Work through the data line by line, gathering every line that has the word "username".

Items from an interface collection:

****************************************

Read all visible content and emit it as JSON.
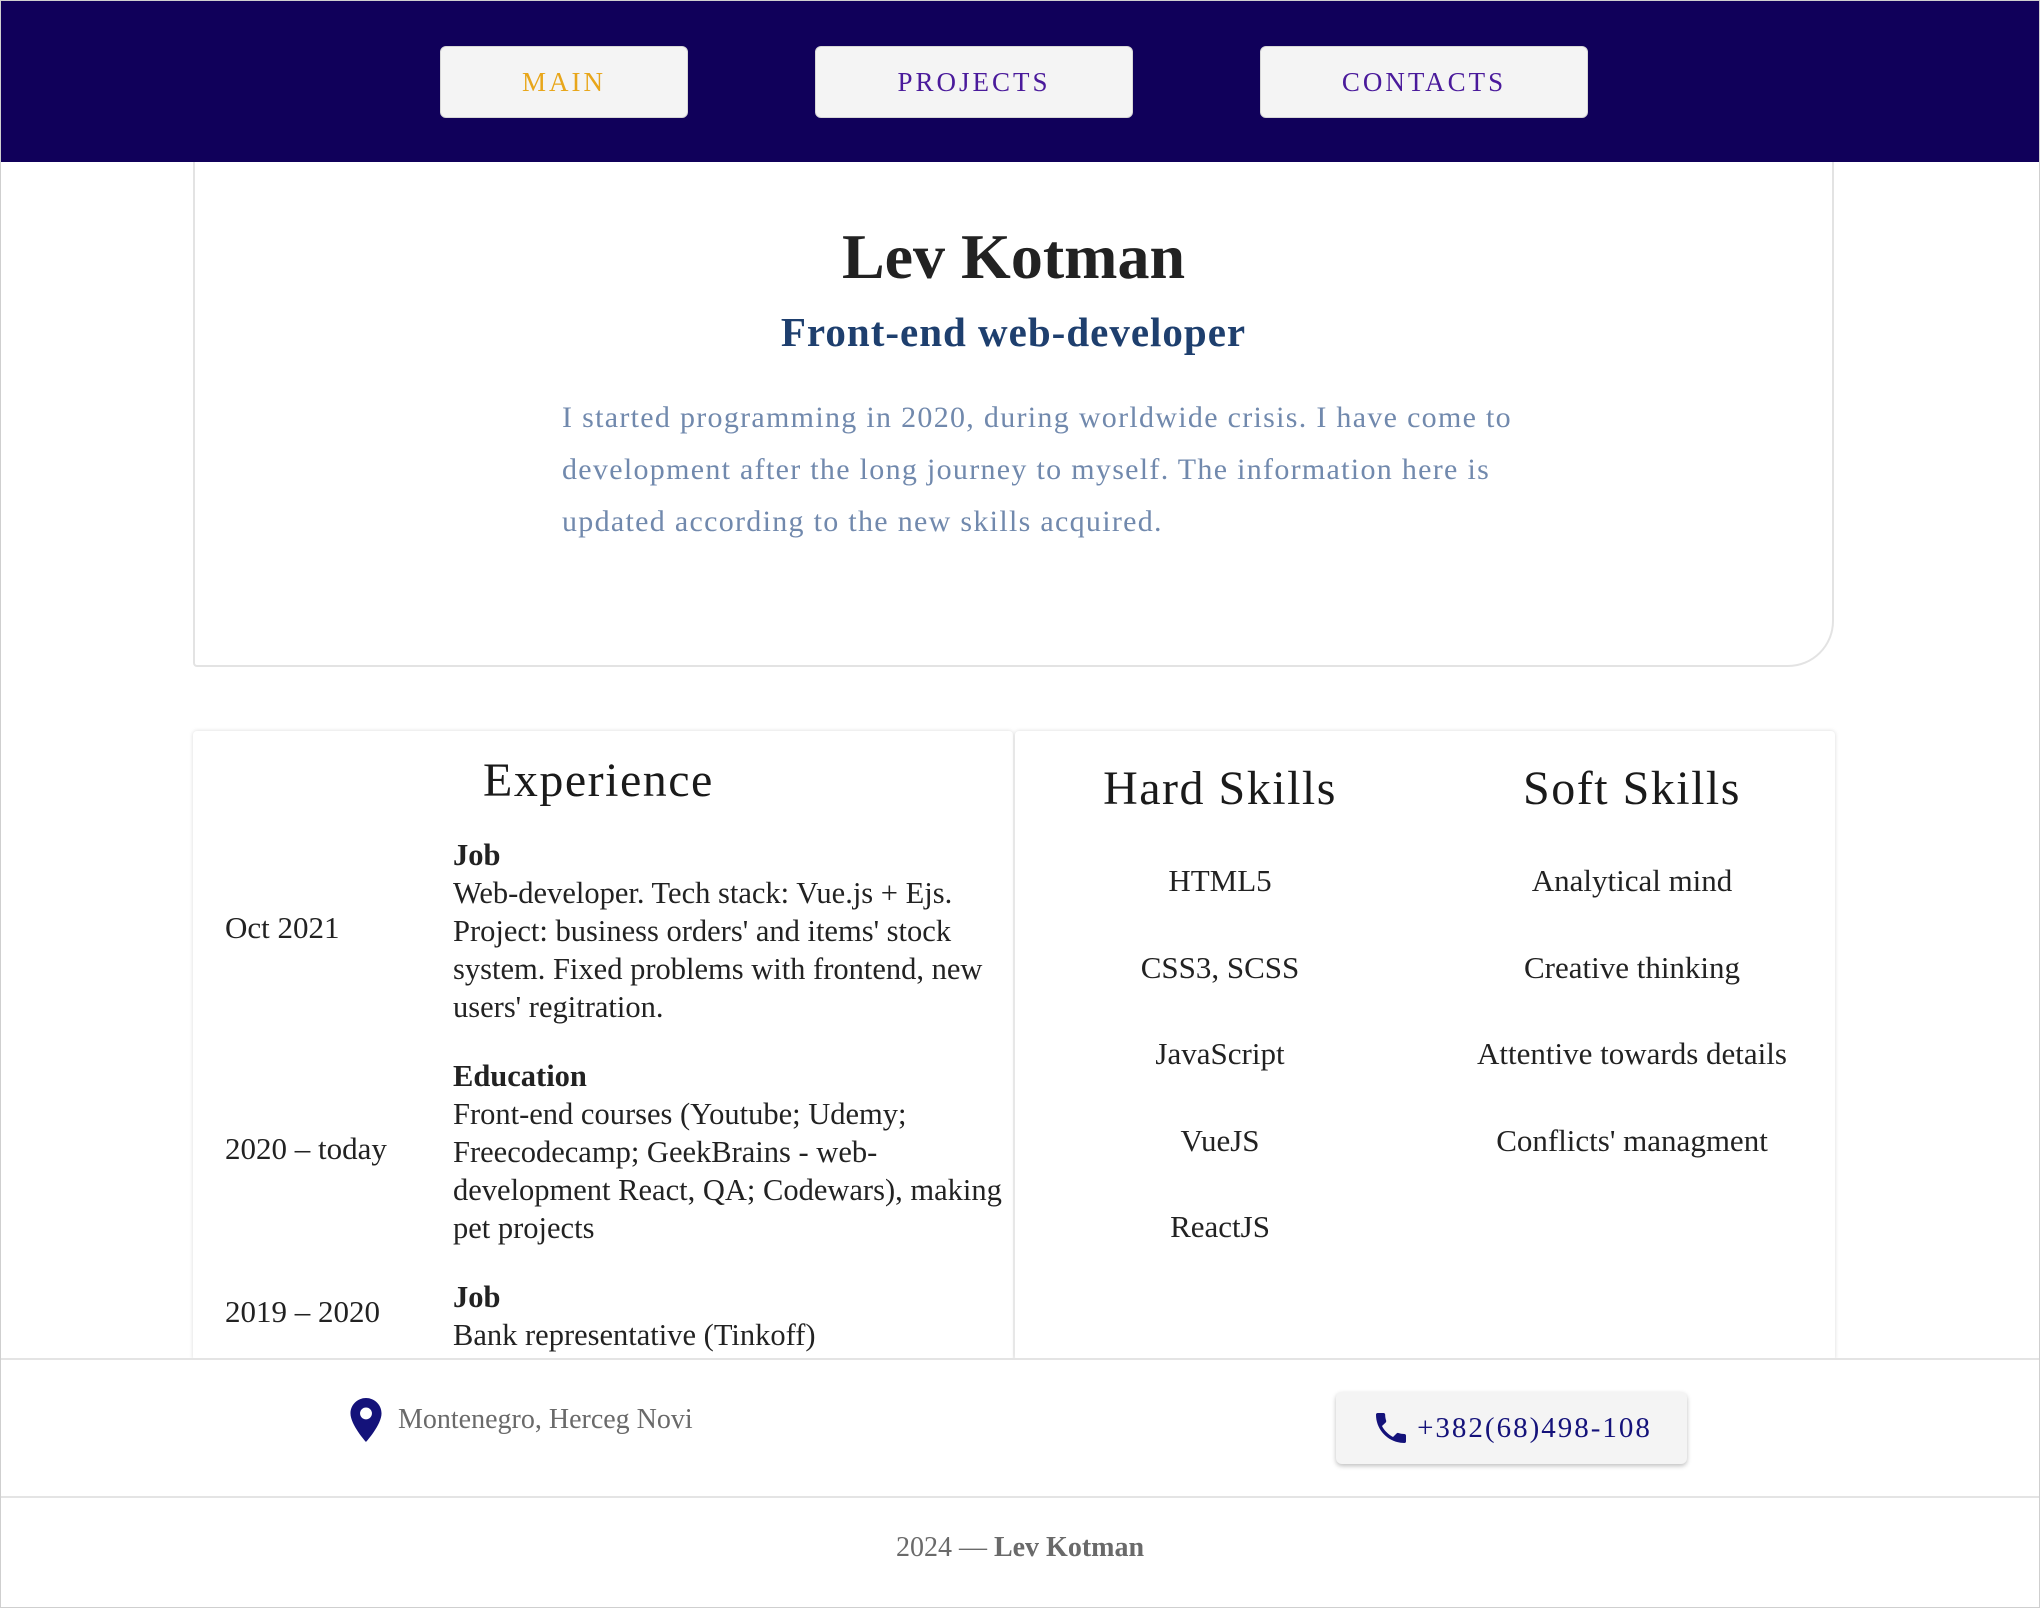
{
  "nav": {
    "main": "MAIN",
    "projects": "PROJECTS",
    "contacts": "CONTACTS"
  },
  "hero": {
    "name": "Lev Kotman",
    "role": "Front-end web-developer",
    "bio": "I started programming in 2020, during worldwide crisis. I have come to development after the long journey to myself. The information here is updated according to the new skills acquired."
  },
  "experience": {
    "title": "Experience",
    "entries": [
      {
        "date": "Oct 2021",
        "kind": "Job",
        "description": "Web-developer. Tech stack: Vue.js + Ejs. Project: business orders' and items' stock system. Fixed problems with frontend, new users' regitration."
      },
      {
        "date": "2020 – today",
        "kind": "Education",
        "description": "Front-end courses (Youtube; Udemy; Freecodecamp; GeekBrains - web-development React, QA; Codewars), making pet projects"
      },
      {
        "date": "2019 – 2020",
        "kind": "Job",
        "description": "Bank representative (Tinkoff)"
      }
    ]
  },
  "skills": {
    "hard_title": "Hard Skills",
    "hard": [
      "HTML5",
      "CSS3, SCSS",
      "JavaScript",
      "VueJS",
      "ReactJS"
    ],
    "soft_title": "Soft Skills",
    "soft": [
      "Analytical mind",
      "Creative thinking",
      "Attentive towards details",
      "Conflicts' managment"
    ]
  },
  "contact": {
    "location_icon": "map-pin-icon",
    "location": "Montenegro, Herceg Novi",
    "phone_icon": "phone-icon",
    "phone": "+382(68)498-108"
  },
  "footer": {
    "year": "2024",
    "separator": "—",
    "owner": "Lev Kotman"
  },
  "colors": {
    "nav_background": "#10005a",
    "nav_active": "#e8a61a",
    "nav_link": "#4a1a9b",
    "role": "#1e3f6e",
    "bio": "#7189ad",
    "accent_icon": "#14127a"
  }
}
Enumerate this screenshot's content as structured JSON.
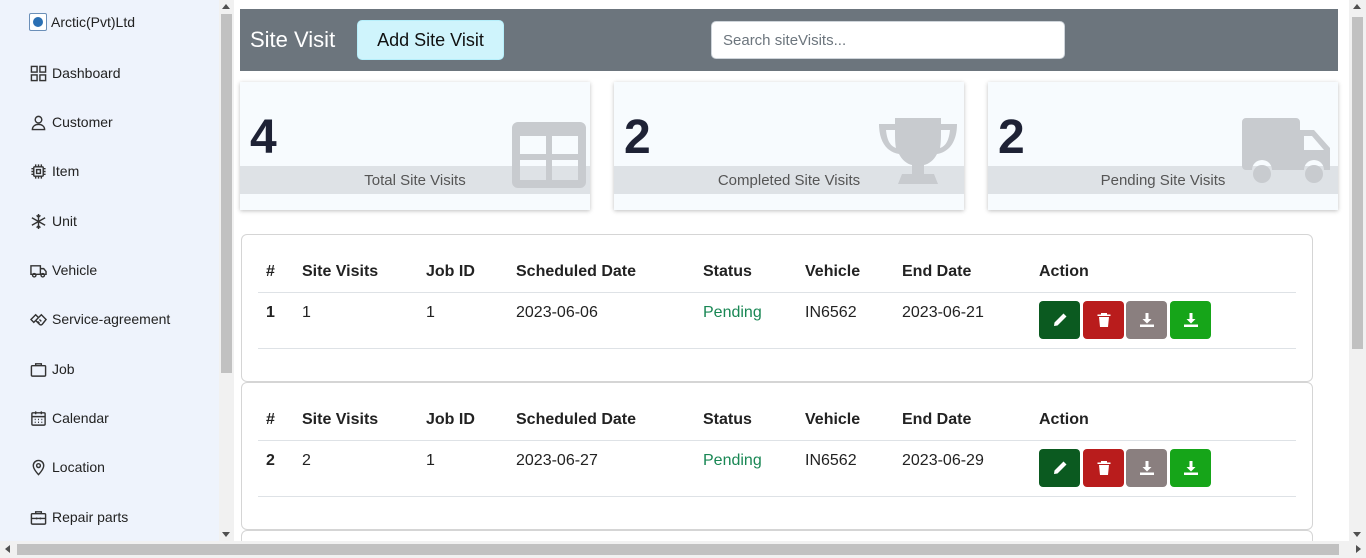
{
  "brand": {
    "name": "Arctic(Pvt)Ltd"
  },
  "sidebar": {
    "items": [
      {
        "label": "Dashboard",
        "icon": "dashboard-icon"
      },
      {
        "label": "Customer",
        "icon": "person-icon"
      },
      {
        "label": "Item",
        "icon": "chip-icon"
      },
      {
        "label": "Unit",
        "icon": "snowflake-icon"
      },
      {
        "label": "Vehicle",
        "icon": "truck-icon"
      },
      {
        "label": "Service-agreement",
        "icon": "handshake-icon"
      },
      {
        "label": "Job",
        "icon": "briefcase-icon"
      },
      {
        "label": "Calendar",
        "icon": "calendar-icon"
      },
      {
        "label": "Location",
        "icon": "location-pin-icon"
      },
      {
        "label": "Repair parts",
        "icon": "toolbox-icon"
      }
    ]
  },
  "header": {
    "title": "Site Visit",
    "add_button": "Add Site Visit",
    "search_placeholder": "Search siteVisits..."
  },
  "stats": [
    {
      "value": "4",
      "label": "Total Site Visits",
      "icon": "table-icon"
    },
    {
      "value": "2",
      "label": "Completed Site Visits",
      "icon": "trophy-icon"
    },
    {
      "value": "2",
      "label": "Pending Site Visits",
      "icon": "truck-icon"
    }
  ],
  "table": {
    "headers": [
      "#",
      "Site Visits",
      "Job ID",
      "Scheduled Date",
      "Status",
      "Vehicle",
      "End Date",
      "Action"
    ],
    "rows": [
      {
        "index": "1",
        "site_visit": "1",
        "job_id": "1",
        "scheduled_date": "2023-06-06",
        "status": "Pending",
        "vehicle": "IN6562",
        "end_date": "2023-06-21"
      },
      {
        "index": "2",
        "site_visit": "2",
        "job_id": "1",
        "scheduled_date": "2023-06-27",
        "status": "Pending",
        "vehicle": "IN6562",
        "end_date": "2023-06-29"
      }
    ],
    "actions": [
      {
        "name": "edit-button",
        "icon": "pencil-icon",
        "color": "#0b5a20"
      },
      {
        "name": "delete-button",
        "icon": "trash-icon",
        "color": "#b91c1c"
      },
      {
        "name": "download-button",
        "icon": "download-icon",
        "color": "#8a7f7f"
      },
      {
        "name": "export-button",
        "icon": "download-icon",
        "color": "#16a519"
      }
    ]
  },
  "colors": {
    "header_bg": "#6c757d",
    "sidebar_bg": "#eef3fc",
    "add_button_bg": "#cff4fc",
    "status_pending": "#198754"
  }
}
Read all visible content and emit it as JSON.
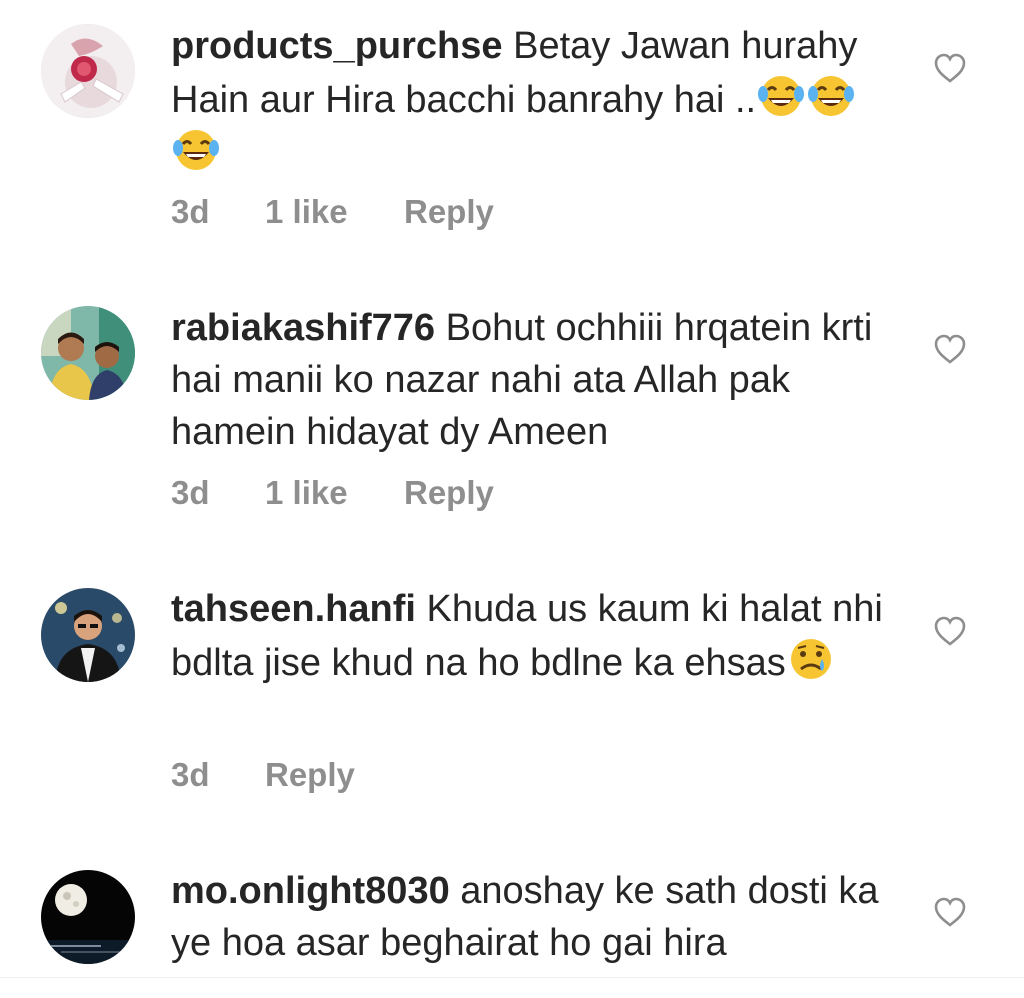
{
  "comments": [
    {
      "username": "products_purchse",
      "text_before_emoji": "Betay Jawan hurahy Hain aur Hira bacchi banrahy hai ..",
      "emojis": [
        "laughing-tears-emoji",
        "laughing-tears-emoji",
        "laughing-tears-emoji"
      ],
      "time": "3d",
      "likes": "1 like",
      "reply": "Reply"
    },
    {
      "username": "rabiakashif776",
      "text_before_emoji": "Bohut ochhiii hrqatein krti hai manii ko nazar nahi ata Allah pak hamein hidayat dy Ameen",
      "emojis": [],
      "time": "3d",
      "likes": "1 like",
      "reply": "Reply"
    },
    {
      "username": "tahseen.hanfi",
      "text_before_emoji": "Khuda us kaum ki halat nhi bdlta jise khud na ho bdlne ka ehsas",
      "emojis": [
        "crying-face-emoji"
      ],
      "time": "3d",
      "likes": "",
      "reply": "Reply"
    },
    {
      "username": "mo.onlight8030",
      "text_before_emoji": "anoshay ke sath dosti ka ye hoa asar beghairat ho gai hira",
      "emojis": [],
      "time": "",
      "likes": "",
      "reply": ""
    }
  ],
  "icons": {
    "like": "heart-outline-icon"
  },
  "colors": {
    "text": "#262626",
    "meta": "#8e8e8e",
    "heart": "#8e8e8e"
  }
}
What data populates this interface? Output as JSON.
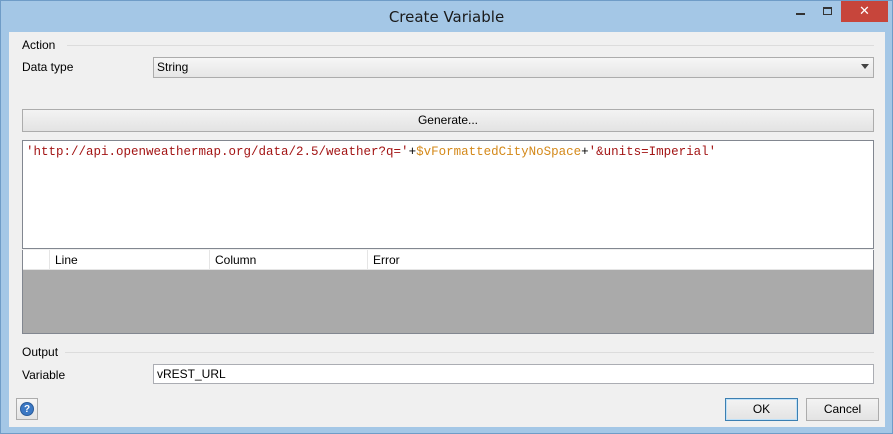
{
  "window": {
    "title": "Create Variable",
    "minimize_glyph": "",
    "maximize_glyph": "",
    "close_glyph": "✕"
  },
  "action": {
    "group_label": "Action",
    "data_type_label": "Data type",
    "data_type_value": "String",
    "generate_label": "Generate..."
  },
  "editor": {
    "tokens": [
      {
        "type": "string",
        "text": "'http://api.openweathermap.org/data/2.5/weather?q='"
      },
      {
        "type": "plus",
        "text": "+"
      },
      {
        "type": "variable",
        "text": "$vFormattedCityNoSpace"
      },
      {
        "type": "plus",
        "text": "+"
      },
      {
        "type": "string",
        "text": "'&units=Imperial'"
      }
    ]
  },
  "errors_grid": {
    "columns": [
      "",
      "Line",
      "Column",
      "Error"
    ],
    "rows": []
  },
  "output": {
    "group_label": "Output",
    "variable_label": "Variable",
    "variable_value": "vREST_URL"
  },
  "buttons": {
    "help_glyph": "?",
    "ok_label": "OK",
    "cancel_label": "Cancel"
  },
  "colors": {
    "string": "#a31515",
    "variable": "#d4891a",
    "close_button": "#c7453b",
    "grid_empty": "#aaaaaa"
  }
}
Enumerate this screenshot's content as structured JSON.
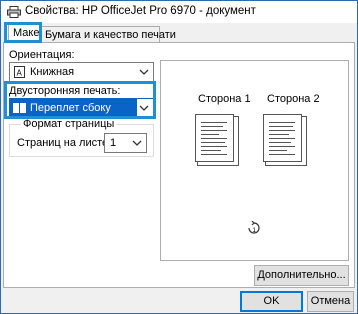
{
  "window": {
    "title": "Свойства: HP OfficeJet Pro 6970 - документ"
  },
  "tabs": [
    {
      "label": "Макет",
      "active": true
    },
    {
      "label": "Бумага и качество печати",
      "active": false
    }
  ],
  "orientation": {
    "label": "Ориентация:",
    "value": "Книжная"
  },
  "duplex": {
    "label": "Двусторонняя печать:",
    "value": "Переплет сбоку"
  },
  "page_format": {
    "group_label": "Формат страницы",
    "pages_per_sheet_label": "Страниц на листе",
    "pages_per_sheet_value": "1"
  },
  "preview": {
    "side1_label": "Сторона 1",
    "side2_label": "Сторона 2"
  },
  "buttons": {
    "advanced": "Дополнительно...",
    "ok": "OK",
    "cancel": "Отмена"
  },
  "accent_color": "#1f8fd6"
}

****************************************

→ **RESULT FOR THIS TASK**:
      "username": "products_purchse",
      "username": "rabiakashif776",
      "username": "tahseen.hanfi",
      "username": "mo.onlight8030",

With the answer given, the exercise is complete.